[[ Material provided, beginning ]]

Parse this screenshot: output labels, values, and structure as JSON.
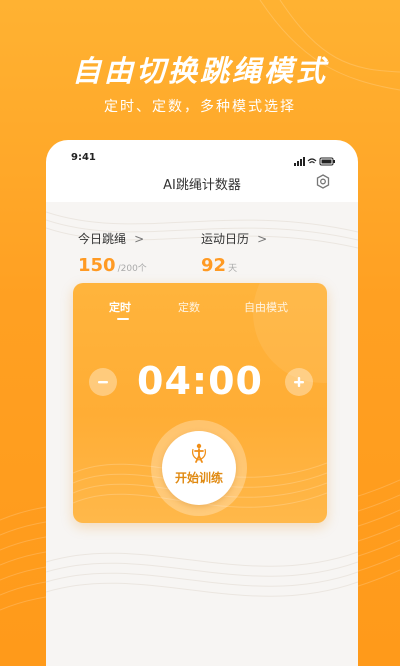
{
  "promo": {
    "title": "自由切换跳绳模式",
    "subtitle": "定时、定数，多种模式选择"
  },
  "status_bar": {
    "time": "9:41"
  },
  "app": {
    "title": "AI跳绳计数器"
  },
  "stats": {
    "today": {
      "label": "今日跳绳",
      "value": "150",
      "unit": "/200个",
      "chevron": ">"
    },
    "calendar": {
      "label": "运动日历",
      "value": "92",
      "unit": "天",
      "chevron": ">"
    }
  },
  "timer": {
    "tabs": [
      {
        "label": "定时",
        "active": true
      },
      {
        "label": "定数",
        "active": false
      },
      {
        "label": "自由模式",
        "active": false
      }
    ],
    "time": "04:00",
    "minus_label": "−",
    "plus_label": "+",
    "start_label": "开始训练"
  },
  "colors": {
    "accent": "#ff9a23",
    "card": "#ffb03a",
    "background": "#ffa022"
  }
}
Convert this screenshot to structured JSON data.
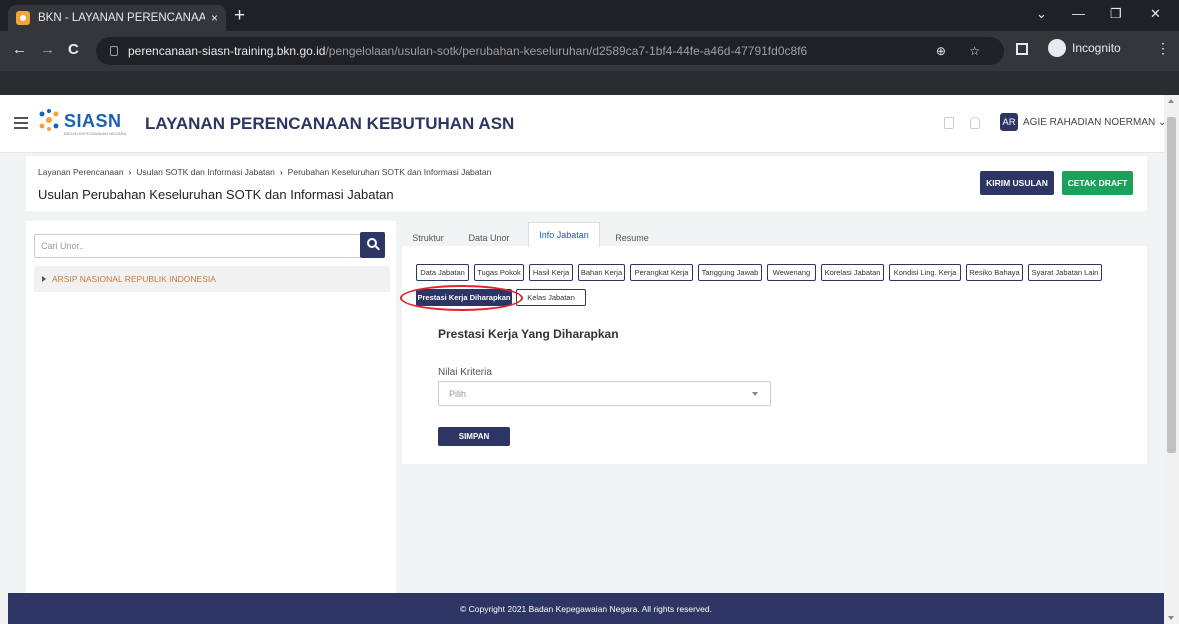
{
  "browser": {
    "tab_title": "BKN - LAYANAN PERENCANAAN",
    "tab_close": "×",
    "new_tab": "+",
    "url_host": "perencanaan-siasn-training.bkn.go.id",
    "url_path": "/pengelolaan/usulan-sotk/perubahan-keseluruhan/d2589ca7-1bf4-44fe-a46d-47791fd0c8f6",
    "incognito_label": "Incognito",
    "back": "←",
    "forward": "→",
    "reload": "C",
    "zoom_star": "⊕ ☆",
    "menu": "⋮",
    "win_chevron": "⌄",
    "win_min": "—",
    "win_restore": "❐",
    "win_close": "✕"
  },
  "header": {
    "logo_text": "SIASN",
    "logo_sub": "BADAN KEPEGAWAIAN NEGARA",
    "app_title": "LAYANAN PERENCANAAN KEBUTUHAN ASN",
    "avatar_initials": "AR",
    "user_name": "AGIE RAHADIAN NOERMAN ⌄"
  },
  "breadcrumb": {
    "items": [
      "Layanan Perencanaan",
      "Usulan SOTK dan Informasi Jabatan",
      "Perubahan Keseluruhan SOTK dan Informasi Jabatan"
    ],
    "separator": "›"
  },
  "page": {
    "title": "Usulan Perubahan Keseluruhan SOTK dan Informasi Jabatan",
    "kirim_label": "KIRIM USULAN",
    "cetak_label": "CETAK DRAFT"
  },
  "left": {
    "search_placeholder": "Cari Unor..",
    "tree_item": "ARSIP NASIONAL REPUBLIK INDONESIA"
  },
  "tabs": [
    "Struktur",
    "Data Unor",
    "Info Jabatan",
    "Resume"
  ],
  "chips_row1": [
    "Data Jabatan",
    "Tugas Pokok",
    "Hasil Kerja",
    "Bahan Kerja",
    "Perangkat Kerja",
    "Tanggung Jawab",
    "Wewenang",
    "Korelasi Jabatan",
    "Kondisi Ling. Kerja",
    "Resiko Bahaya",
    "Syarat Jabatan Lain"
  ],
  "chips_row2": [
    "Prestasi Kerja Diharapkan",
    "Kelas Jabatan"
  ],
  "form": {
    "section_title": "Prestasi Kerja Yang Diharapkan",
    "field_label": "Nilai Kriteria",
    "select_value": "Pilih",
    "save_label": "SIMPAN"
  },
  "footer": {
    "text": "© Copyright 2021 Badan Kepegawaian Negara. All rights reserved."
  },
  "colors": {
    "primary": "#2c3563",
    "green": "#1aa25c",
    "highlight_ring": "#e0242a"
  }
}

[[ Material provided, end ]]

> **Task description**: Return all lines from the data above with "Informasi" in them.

> **Written response**:
      "Usulan SOTK dan Informasi Jabatan",
      "Perubahan Keseluruhan SOTK dan Informasi Jabatan"
    "title": "Usulan Perubahan Keseluruhan SOTK dan Informasi Jabatan",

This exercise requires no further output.